ELDS was in 1987, at a gold mining operation in Nevada. Since then, 12 systems have been
installed in Nevada, California, Utah, and Italy with more proposed for the Western United
State, South America, and Europe. These existing and proposed installations include heap
leach and tailings facilities for the mining industry, underground petroleum storage
tanks, hazardous waste impoundments, and municipal sanitary landfills.
Baseline ELDS Data
Prior to the onset of solution release, ELDS data sets were collected which
represent baseline conditions for the electrode grid. Figure 3 is a plot of the baseline
ELDS resistivity data contoured in units of 0.5 ohm-meters. Color on the plot are arranged
so that the low resistivity areas (1.0 to 2.5 ohm-meters) are warm colors, and higher
resistivity areas are cold colors. Figure 3 shows the location of the steel tank and its
relation to the area of decreased resistivity.
The elongate pattern of low resistivity colored orange in the central area of
figure 3 results from geometric effects within the ELDS measurement method.
These effects are a function of the orientation of current and
potential electrodes relative to the metallic tank. With a larger number of electrodes
distributed symmetrically about the tank, ELDS data would tend to show a more rounded
anomaly in the area of the steel tank.
A leak was introduced on the north-northeast side of the simulated waste tank by
WHC personnel.
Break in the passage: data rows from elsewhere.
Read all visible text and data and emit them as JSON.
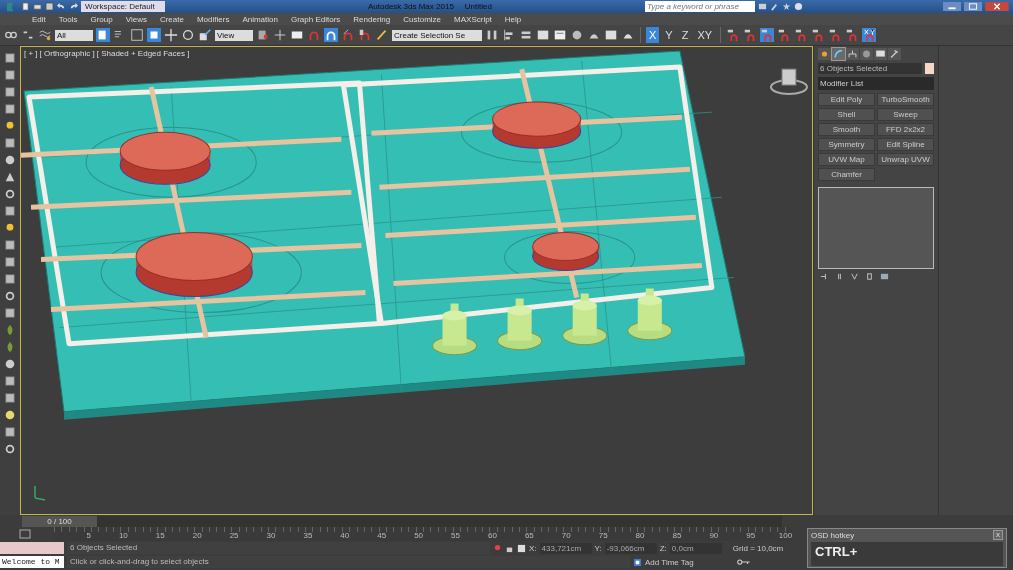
{
  "title_bar": {
    "workspace": "Workspace: Default",
    "app_title": "Autodesk 3ds Max 2015",
    "document": "Untitled",
    "search": {
      "placeholder": "Type a keyword or phrase"
    }
  },
  "menu": [
    "Edit",
    "Tools",
    "Group",
    "Views",
    "Create",
    "Modifiers",
    "Animation",
    "Graph Editors",
    "Rendering",
    "Customize",
    "MAXScript",
    "Help"
  ],
  "toolbar": {
    "selection_filter": "All",
    "reference_coord": "View",
    "named_selection": "Create Selection Se",
    "axis_buttons": [
      {
        "label": "X",
        "selected": true
      },
      {
        "label": "Y",
        "selected": false
      },
      {
        "label": "Z",
        "selected": false
      },
      {
        "label": "XY",
        "selected": false
      }
    ]
  },
  "viewport": {
    "labels": [
      "[ + ]",
      "[ Orthographic ]",
      "[ Shaded + Edged Faces ]"
    ]
  },
  "command_panel": {
    "tabs": [
      {
        "selected": false
      },
      {
        "selected": true
      },
      {
        "selected": false
      },
      {
        "selected": false
      },
      {
        "selected": false
      },
      {
        "selected": false
      }
    ],
    "object_name": "6 Objects Selected",
    "modifier_list": "Modifier List",
    "modifier_buttons": [
      "Edit Poly",
      "TurboSmooth",
      "Shell",
      "Sweep",
      "Smooth",
      "FFD 2x2x2",
      "Symmetry",
      "Edit Spline",
      "UVW Map",
      "Unwrap UVW",
      "Chamfer"
    ]
  },
  "timeline": {
    "frame": "0 / 100",
    "level": 0,
    "ticks": [
      "5",
      "10",
      "15",
      "20",
      "25",
      "30",
      "35",
      "40",
      "45",
      "50",
      "55",
      "60",
      "65",
      "70",
      "75",
      "80",
      "85",
      "90",
      "95",
      "100"
    ]
  },
  "status": {
    "mini_listener": "Welcome to M",
    "selection": "6 Objects Selected",
    "prompt": "Click or click-and-drag to select objects",
    "x_label": "X:",
    "x": "433,721cm",
    "y_label": "Y:",
    "y": "-93,066cm",
    "z_label": "Z:",
    "z": "0,0cm",
    "grid": "Grid = 10,0cm",
    "time_tag": "Add Time Tag"
  },
  "osd": {
    "title": "OSD hotkey",
    "text": "CTRL+",
    "close": "x"
  }
}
The leak was supplied from a set of 1,000 gallon tanks containing a 0.08
molar NaCl solution. The leak was initiated on July 25 between 9:00 and 10:00 A.M., and
ceased on July 31. A total leakage volume of 1,000 gallons was introduces over 151 hours
at an average flow rate of 6.9 gallons per hour.
ELDS readings were taken from the grid twice daily from July 25, to July 30,
1995. The readings were taken at approximately 07:00 and 22:00 hours on measurement dates.
Using the Wenner electrode array, ELDS located a resistivity anomaly in the
subsurface originating at the north margin of the demo tank, and subsequent migrating in a
north-northeast direction. The released liquid was detected in the first ELDS data set
collected after initiation of the release. Figure 4 is a plot of the ELDS data collected
after 69 gallons of solution was released, with the area of greatest percent difference
from baseline colored green. Another release is indicated at the east margin of the tank,
and extends to the central area under the tank. This area is also colored green on figure
Figure 4 is contoured in units of 0.5 percent change, which is a measure of the
drop in apparent resistivity from the baseline data set to the data collected after 69
gallons of solution was released. The largest observed percent change in the data was
0.2%, concentrated near the northeast margin of the tank, and beneath the center of the
After a total of 897 gallons of solution had been introduced to the soil, the
change of apparent resistivity values increase to a maximum of 2.5%. The release was
concentrated in the same locations as observed in Figure 4, but the magnitude of change
has increased to almost 2.5 percent difference. Figure 5 is a plot of percent changes vs
resistivity after 897 gallons of solution introduction, contoured in units of 0.5 percent
change. The color scale is the same as used in Figure 4. An increase in the size of the
affected area, and the magnitude of the change in resistivity is observed in Figure 5.
Collectively, these three figures show the ability of ELDS to observe the
movement of a plume of liquid in the subsurface, and to quantify the volumetric response
of the system to introduces solution.